Our Stories

Lisa OakleyLisa Oakley

Lisa Oakley: Fill your own prescription.

What's the most direct route to a career as a doctor? That's easy: Simply major in philosophy, minor in chemistry, and serve as president of the Outdoors Club and co-president of Wulapalooza, our annual celebration of the arts.

And in your spare time, keep rehearsing your parts as an alto and mezzo-soprano for the Willamette Singers while you're busy planning a concert tour of South Africa as vice president of the Chamber Choir.

Lisa Oakley did all of the above, and she says Willamette opened all the doors. "If you have passion and drive, you'll end up in a leadership position at Willamette, no matter what your passion may be," says Oakley. "Willamette has so many different opportunities that sometimes it's hard to know when to dig deeper or when to let someone else lead."

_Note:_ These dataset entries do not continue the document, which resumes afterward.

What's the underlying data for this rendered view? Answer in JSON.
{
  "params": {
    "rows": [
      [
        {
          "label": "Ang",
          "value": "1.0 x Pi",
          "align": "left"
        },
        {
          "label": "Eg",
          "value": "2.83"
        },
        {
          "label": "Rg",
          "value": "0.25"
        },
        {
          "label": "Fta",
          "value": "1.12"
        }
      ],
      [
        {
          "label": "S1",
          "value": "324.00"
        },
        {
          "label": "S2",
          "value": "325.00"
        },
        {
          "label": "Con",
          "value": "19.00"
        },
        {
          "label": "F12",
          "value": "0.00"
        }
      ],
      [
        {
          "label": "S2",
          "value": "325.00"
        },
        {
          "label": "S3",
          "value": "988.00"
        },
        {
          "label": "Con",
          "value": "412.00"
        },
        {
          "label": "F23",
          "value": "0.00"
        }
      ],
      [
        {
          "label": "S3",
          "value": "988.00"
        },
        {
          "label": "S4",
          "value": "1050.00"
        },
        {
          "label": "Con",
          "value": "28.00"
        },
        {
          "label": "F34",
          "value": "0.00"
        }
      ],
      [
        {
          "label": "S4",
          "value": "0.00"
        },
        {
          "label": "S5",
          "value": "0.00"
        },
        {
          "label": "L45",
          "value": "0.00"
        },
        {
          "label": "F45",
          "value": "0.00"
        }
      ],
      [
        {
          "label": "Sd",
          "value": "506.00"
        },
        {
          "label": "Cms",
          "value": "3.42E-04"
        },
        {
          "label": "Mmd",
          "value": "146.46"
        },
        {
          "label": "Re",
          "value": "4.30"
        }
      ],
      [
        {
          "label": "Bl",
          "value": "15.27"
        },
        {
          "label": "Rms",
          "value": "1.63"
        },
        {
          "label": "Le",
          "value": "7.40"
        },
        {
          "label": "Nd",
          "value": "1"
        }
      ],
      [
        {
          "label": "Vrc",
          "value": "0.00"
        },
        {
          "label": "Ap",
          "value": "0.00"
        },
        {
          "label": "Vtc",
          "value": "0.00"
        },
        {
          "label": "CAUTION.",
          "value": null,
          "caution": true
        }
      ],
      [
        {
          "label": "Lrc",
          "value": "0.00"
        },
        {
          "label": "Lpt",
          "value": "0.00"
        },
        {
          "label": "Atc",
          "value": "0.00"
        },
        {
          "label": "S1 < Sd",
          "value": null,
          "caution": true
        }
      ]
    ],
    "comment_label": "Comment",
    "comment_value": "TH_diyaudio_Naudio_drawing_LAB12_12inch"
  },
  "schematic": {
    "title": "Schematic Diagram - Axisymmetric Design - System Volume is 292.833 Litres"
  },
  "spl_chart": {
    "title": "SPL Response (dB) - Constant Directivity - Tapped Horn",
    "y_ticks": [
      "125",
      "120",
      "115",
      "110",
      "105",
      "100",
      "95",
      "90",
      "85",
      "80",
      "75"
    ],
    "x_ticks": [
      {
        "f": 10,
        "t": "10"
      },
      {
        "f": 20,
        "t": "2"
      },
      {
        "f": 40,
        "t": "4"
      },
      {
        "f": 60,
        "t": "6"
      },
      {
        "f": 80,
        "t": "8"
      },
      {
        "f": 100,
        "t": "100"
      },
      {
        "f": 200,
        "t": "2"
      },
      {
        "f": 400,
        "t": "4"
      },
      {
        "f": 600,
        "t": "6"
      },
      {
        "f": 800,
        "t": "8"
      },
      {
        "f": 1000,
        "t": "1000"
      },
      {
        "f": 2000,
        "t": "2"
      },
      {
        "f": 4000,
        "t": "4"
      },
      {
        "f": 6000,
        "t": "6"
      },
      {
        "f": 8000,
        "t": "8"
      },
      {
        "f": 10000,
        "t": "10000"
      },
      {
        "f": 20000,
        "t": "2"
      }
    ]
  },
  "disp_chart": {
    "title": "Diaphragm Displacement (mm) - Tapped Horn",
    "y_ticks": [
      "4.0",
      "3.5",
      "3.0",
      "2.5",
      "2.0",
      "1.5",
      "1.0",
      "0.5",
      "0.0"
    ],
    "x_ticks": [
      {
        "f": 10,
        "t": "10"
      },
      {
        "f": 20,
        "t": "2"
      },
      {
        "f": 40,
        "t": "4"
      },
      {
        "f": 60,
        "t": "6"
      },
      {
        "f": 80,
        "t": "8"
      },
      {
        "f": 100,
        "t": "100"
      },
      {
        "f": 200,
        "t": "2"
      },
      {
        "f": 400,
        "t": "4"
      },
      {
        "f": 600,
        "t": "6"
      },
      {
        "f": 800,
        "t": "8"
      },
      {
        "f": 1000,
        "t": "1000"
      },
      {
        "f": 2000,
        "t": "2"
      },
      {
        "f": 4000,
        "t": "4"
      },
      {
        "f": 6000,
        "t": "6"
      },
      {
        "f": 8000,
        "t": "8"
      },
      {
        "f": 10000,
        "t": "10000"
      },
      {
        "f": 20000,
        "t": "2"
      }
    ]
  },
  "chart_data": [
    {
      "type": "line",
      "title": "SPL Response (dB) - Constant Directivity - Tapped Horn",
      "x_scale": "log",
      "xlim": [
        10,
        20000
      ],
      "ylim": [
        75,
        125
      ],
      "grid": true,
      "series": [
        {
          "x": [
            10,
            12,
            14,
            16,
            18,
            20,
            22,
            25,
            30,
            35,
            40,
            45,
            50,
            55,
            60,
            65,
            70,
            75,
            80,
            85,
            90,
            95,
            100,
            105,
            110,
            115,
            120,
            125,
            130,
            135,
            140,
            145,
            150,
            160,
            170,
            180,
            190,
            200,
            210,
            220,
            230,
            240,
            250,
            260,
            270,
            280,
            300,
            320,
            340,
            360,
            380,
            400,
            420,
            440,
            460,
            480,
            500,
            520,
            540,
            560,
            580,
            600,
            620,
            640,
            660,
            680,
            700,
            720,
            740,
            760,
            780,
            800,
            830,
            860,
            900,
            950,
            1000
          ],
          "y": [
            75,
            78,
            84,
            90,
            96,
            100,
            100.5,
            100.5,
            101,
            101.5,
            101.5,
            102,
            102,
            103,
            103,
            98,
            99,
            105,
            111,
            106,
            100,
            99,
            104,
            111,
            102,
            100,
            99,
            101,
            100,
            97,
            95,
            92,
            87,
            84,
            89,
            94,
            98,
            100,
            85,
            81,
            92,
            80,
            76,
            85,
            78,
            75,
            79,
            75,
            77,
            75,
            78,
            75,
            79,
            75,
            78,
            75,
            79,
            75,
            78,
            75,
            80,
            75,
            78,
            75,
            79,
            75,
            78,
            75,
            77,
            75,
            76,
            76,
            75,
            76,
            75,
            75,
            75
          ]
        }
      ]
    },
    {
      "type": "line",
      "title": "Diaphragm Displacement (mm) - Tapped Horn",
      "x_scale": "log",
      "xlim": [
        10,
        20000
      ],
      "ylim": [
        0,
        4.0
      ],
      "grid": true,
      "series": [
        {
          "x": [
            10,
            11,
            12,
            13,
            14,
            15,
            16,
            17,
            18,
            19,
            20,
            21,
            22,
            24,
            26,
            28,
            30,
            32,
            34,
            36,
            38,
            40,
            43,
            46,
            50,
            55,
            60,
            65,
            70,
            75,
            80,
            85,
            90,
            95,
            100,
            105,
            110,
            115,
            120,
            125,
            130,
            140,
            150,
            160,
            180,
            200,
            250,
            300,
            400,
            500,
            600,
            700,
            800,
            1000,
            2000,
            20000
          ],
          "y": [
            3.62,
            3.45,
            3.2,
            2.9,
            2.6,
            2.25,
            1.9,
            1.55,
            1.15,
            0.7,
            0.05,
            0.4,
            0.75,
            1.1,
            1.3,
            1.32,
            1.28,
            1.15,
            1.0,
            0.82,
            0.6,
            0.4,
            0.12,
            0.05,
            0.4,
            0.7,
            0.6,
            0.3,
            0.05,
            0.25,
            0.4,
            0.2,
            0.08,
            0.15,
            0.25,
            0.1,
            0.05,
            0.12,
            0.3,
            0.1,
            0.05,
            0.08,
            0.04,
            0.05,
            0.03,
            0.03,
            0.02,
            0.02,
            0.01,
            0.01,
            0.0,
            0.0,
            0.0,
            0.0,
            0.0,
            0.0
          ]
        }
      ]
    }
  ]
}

So what led her to major in philosophy even though she plans on being a doctor? You can blame our Mode of Inquiry (MOI) requirements for that. All of our students have to take a broad range of courses that reflect different ways of thinking - and sometimes one class is all it takes to set students on a different path.

"If it weren't for the MOI, I never would have taken a philosophy class," says Oakley. "I was planning on majoring in biology when I got here, but I took a philosophy course as an MOI and just fell in love with it. I decided to do that as a major and take the science classes I needed to get into med school. I've been interested in medicine a long time; I'm just going about it in a different way."

Oakley intends to gain some experience in a clinic or hospital before attending medical school full time, and her long-term goal is to make a positive difference in the lives of women as an ob-gyn specialist. Willamette is the place where she narrowed her focus to the field of obstetrics and gynecology. And Willamette is the place where she felt free to pursue her goals her own way. "There is a strong sense here that women are powerful, intelligent and can accomplish anything," says Oakley. "I think that would spark anyone's career plans."